● EXERCISE BRIEF
Your answer must be every line of the data that holds the string "name".
Start of Block
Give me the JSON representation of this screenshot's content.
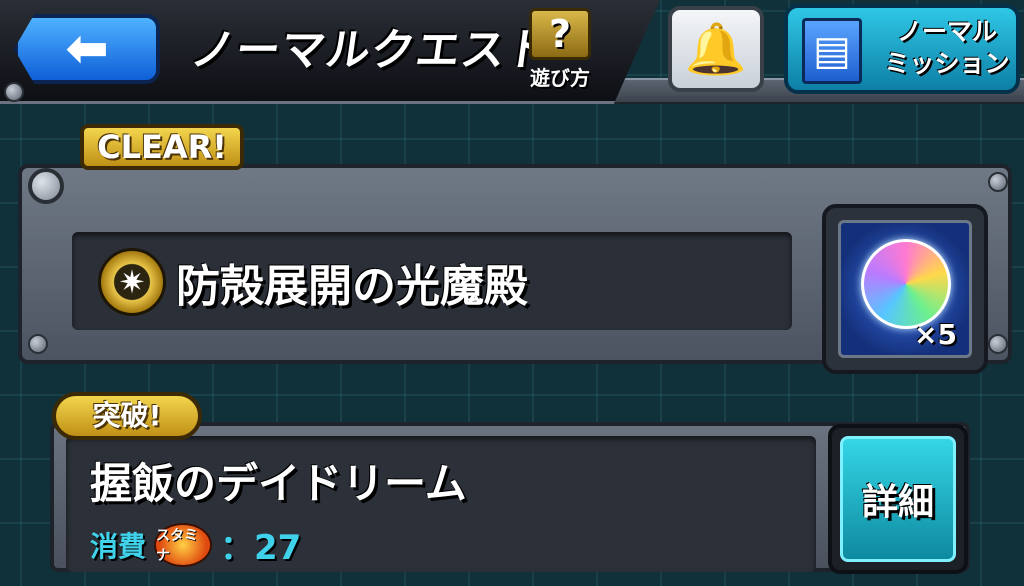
{
  "header": {
    "back_icon": "arrow-left-icon",
    "title": "ノーマルクエスト",
    "help": {
      "icon": "?",
      "label": "遊び方"
    },
    "bell_icon": "bell-icon",
    "mission": {
      "icon": "book-icon",
      "line1": "ノーマル",
      "line2": "ミッション"
    }
  },
  "quests": [
    {
      "status_badge": "CLEAR!",
      "element_icon": "light-element-icon",
      "name": "防殻展開の光魔殿",
      "reward": {
        "icon": "rainbow-orb-icon",
        "count": "×5"
      }
    },
    {
      "status_badge": "突破!",
      "name": "握飯のデイドリーム",
      "cost_label": "消費",
      "stamina_label": "スタミナ",
      "stamina_value": "：27",
      "detail_label": "詳細"
    }
  ],
  "colors": {
    "accent_cyan": "#3fd2ea",
    "gold": "#e3b832",
    "back_blue": "#1f7be8"
  }
}
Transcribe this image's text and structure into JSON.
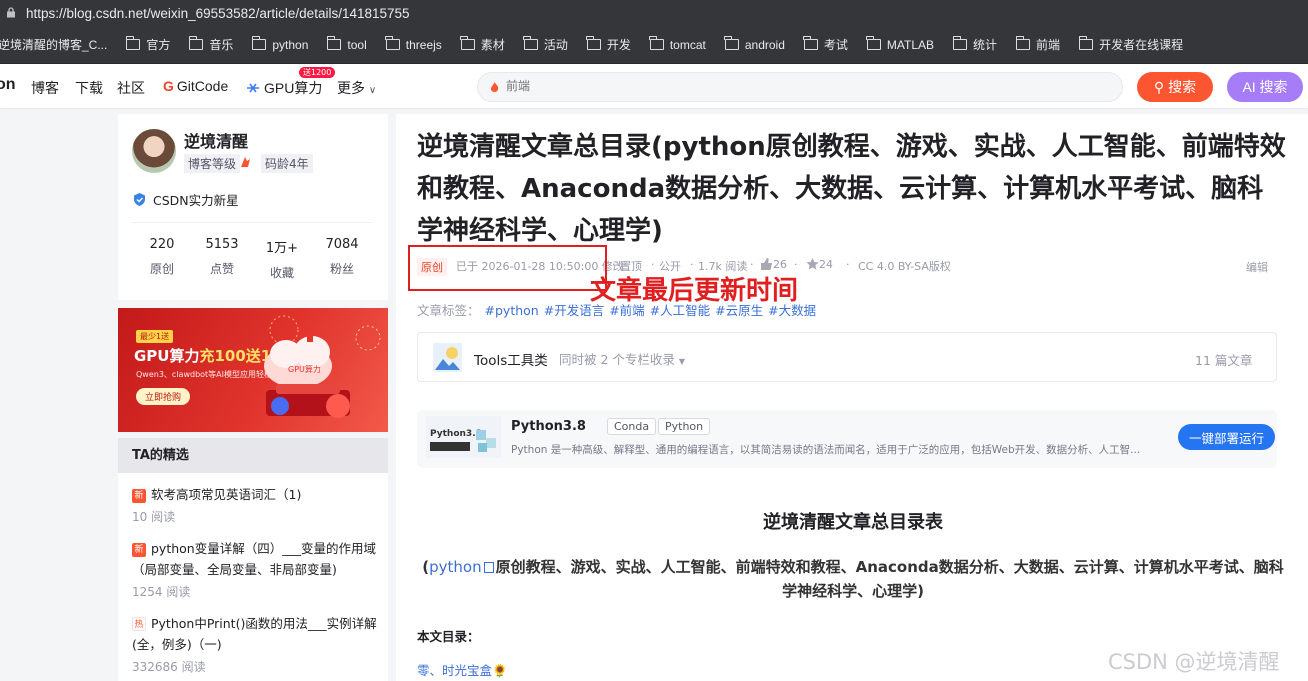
{
  "browser": {
    "url": "https://blog.csdn.net/weixin_69553582/article/details/141815755",
    "bookmarks": [
      "逆境清醒的博客_C...",
      "官方",
      "音乐",
      "python",
      "tool",
      "threejs",
      "素材",
      "活动",
      "开发",
      "tomcat",
      "android",
      "考试",
      "MATLAB",
      "统计",
      "前端",
      "开发者在线课程"
    ]
  },
  "nav": {
    "logo_fragment": "on",
    "items": [
      "博客",
      "下载",
      "社区",
      "GitCode",
      "GPU算力",
      "更多"
    ],
    "gpu_badge": "送1200",
    "search_placeholder": "前端",
    "search_label": "搜索",
    "ai_label": "AI 搜索",
    "accent_color": "#fc5531",
    "ai_color": "#a77cf7"
  },
  "profile": {
    "name": "逆境清醒",
    "level_label": "博客等级",
    "age": "码龄4年",
    "honor": "CSDN实力新星",
    "stats": [
      {
        "value": "220",
        "label": "原创"
      },
      {
        "value": "5153",
        "label": "点赞"
      },
      {
        "value": "1万+",
        "label": "收藏"
      },
      {
        "value": "7084",
        "label": "粉丝"
      }
    ]
  },
  "banner": {
    "tag": "最少1送",
    "headline_a": "GPU算力",
    "headline_b": "充100送100",
    "sub": "Qwen3、clawdbot等AI模型应用轻松部署",
    "cta": "立即抢购",
    "badge": "GPU算力"
  },
  "picks": {
    "title": "TA的精选",
    "items": [
      {
        "badge": "新",
        "title": "软考高项常见英语词汇（1)",
        "reads": "10 阅读"
      },
      {
        "badge": "新",
        "title": "python变量详解（四）___变量的作用域（局部变量、全局变量、非局部变量)",
        "reads": "1254 阅读"
      },
      {
        "badge": "热",
        "title": "Python中Print()函数的用法___实例详解(全，例多)（一)",
        "reads": "332686 阅读"
      }
    ]
  },
  "article": {
    "title": "逆境清醒文章总目录(python原创教程、游戏、实战、人工智能、前端特效和教程、Anaconda数据分析、大数据、云计算、计算机水平考试、脑科学神经科学、心理学)",
    "type": "原创",
    "modified": "已于 2026-01-28 10:50:00 修改",
    "pinned": "置顶",
    "public": "公开",
    "reads": "1.7k 阅读",
    "likes": "26",
    "favs": "24",
    "license": "CC 4.0 BY-SA版权",
    "edit": "编辑",
    "annotation": "文章最后更新时间",
    "tags_label": "文章标签：",
    "tags": [
      "#python",
      "#开发语言",
      "#前端",
      "#人工智能",
      "#云原生",
      "#大数据"
    ],
    "column": {
      "name": "Tools工具类",
      "included": "同时被 2 个专栏收录",
      "count": "11 篇文章"
    },
    "py_card": {
      "name": "Python3.8",
      "chips": [
        "Conda",
        "Python"
      ],
      "desc": "Python 是一种高级、解释型、通用的编程语言，以其简洁易读的语法而闻名，适用于广泛的应用，包括Web开发、数据分析、人工智...",
      "run": "一键部署运行",
      "thumb_label": "Python3.8"
    },
    "heading": "逆境清醒文章总目录表",
    "subheading_link": "python",
    "subheading_rest": "原创教程、游戏、实战、人工智能、前端特效和教程、Anaconda数据分析、大数据、云计算、计算机水平考试、脑科学神经科学、心理学)",
    "subheading_open": "(",
    "toc_label": "本文目录：",
    "toc_first": "零、时光宝盒🌻",
    "watermark": "CSDN @逆境清醒"
  }
}
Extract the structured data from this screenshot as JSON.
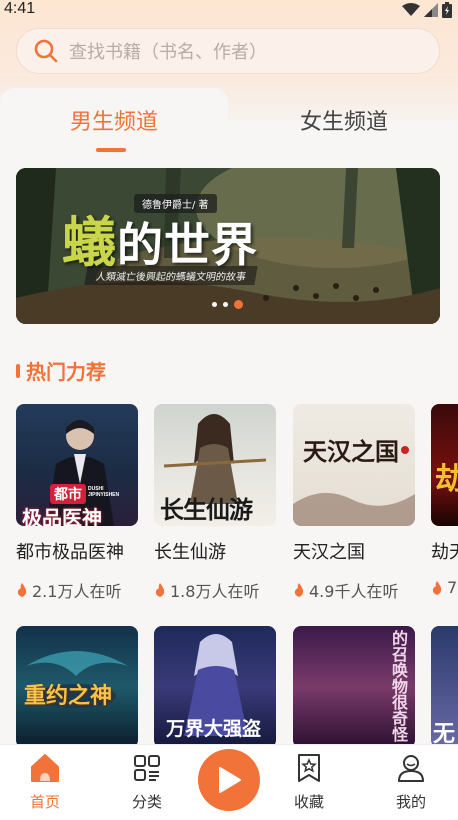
{
  "status": {
    "time": "4:41"
  },
  "search": {
    "placeholder": "查找书籍（书名、作者）"
  },
  "tabs": [
    {
      "label": "男生频道",
      "active": true
    },
    {
      "label": "女生频道",
      "active": false
    }
  ],
  "banner": {
    "author": "德鲁伊爵士/ 著",
    "title_first": "蟻",
    "title_rest": "的世界",
    "subtitle": "人類滅亡後興起的螞蟻文明的故事",
    "slides": 3,
    "active_slide": 3
  },
  "section": {
    "title": "热门力荐"
  },
  "books_row1": [
    {
      "title": "都市极品医神",
      "listeners": "2.1万人在听",
      "cover_text": "都市",
      "cover_text2": "极品医神",
      "cover_pinyin": "DUSHI JIPINYISHEN"
    },
    {
      "title": "长生仙游",
      "listeners": "1.8万人在听",
      "cover_text": "长生仙游"
    },
    {
      "title": "天汉之国",
      "listeners": "4.9千人在听",
      "cover_text": "天汉之国"
    },
    {
      "title": "劫天",
      "listeners": "7"
    }
  ],
  "books_row2": [
    {
      "cover_text": "重约之神"
    },
    {
      "cover_text": "万界大强盗"
    },
    {
      "cover_text": "的召唤物很奇怪"
    },
    {
      "cover_text": "无"
    }
  ],
  "nav": [
    {
      "label": "首页",
      "icon": "home-icon",
      "active": true
    },
    {
      "label": "分类",
      "icon": "category-icon",
      "active": false
    },
    {
      "label": "",
      "icon": "play-icon",
      "active": false
    },
    {
      "label": "收藏",
      "icon": "bookmark-icon",
      "active": false
    },
    {
      "label": "我的",
      "icon": "user-icon",
      "active": false
    }
  ],
  "colors": {
    "accent": "#f2733a",
    "background": "#f7f6f5"
  }
}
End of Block
● SOLUTION FOR THIS EXERCISE
      "name": "防殻展開の光魔殿",
      "name": "握飯のデイドリーム",
    "name": "逆境清醒",
      "name": "Tools工具类",
      "name": "Python3.8",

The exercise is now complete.